My own view is that Native science, as explored and presented by Dr. Cajete, is a paradigm that offers science educators a robust, and experiential way to engage their students in the learning and exploration of science. In this blog, I have described this as the humanistic science paradigm, which you read more about here. It’s the ideas in Native science that I wish to talk briefly about here, and suggest that Cajete’s ideas should be a part of the movement recently to develop a new generation of science standards.
According to Cajete, “Native science is a metaphor for a wide range of tribal processes of perceiving, thinking, acting and ‘coming to know’ that have evolved through human experience with the natural world.” He emphasizes the notion that Native science is based on using the entire body of our senses in direct participation with the world. It is this notion of direct participation that fundamental to a humanistic paradigm, and as Cajete points out, forms the foundation of the Native science paradigm.

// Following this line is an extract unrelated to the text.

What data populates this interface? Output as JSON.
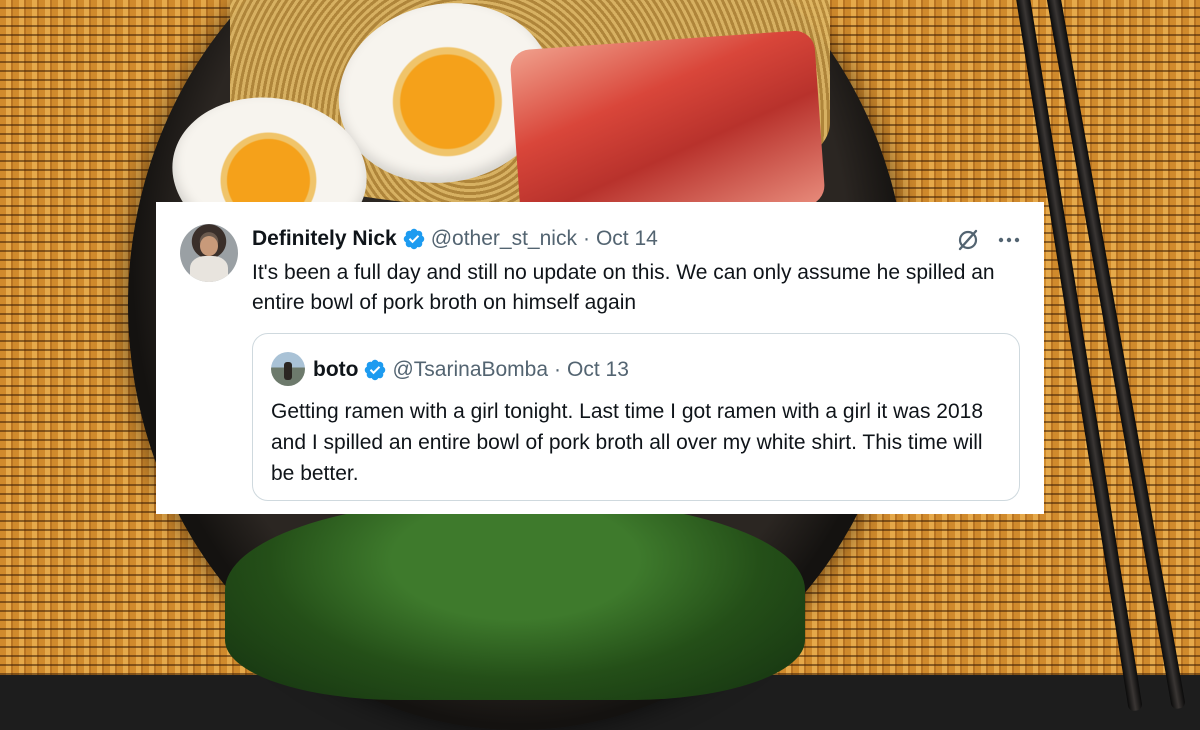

Native science is holistic. Although Cajete points out that Native science includes such areas as astronomy, farming, plant domestication, plant medicine, animal husbandry, hunting, fishing, metallurgy, and geology, Native science goes further and extends these fields by including spirituality, community, creativity, and technologies that sustain and support environments of human life.
Dr. Cajete also observes that both scientists and non-scientists question whether there is such a thing as Indigenous science. Many argue that science is really a Western idea, and that Indigenous science knowledge is really not science. But, there are many that argue that Native science is indeed science. Cajete informs us that Native science can not be isolated from cultured, and that when one is speaking about Indigenous or Native science, “one is really talking about the entire edifice of Indigenous knowledge.
According to Cajete, Native science is very much like the Western science that is called environmental science or ecology. He points out that Native people don’t have words for environmental science or ecology, they understand the relationship that profoundly connect them to the natural world—which is indeed the purview of environmental science and ecology.Tags: Gregory Cajete, Native Science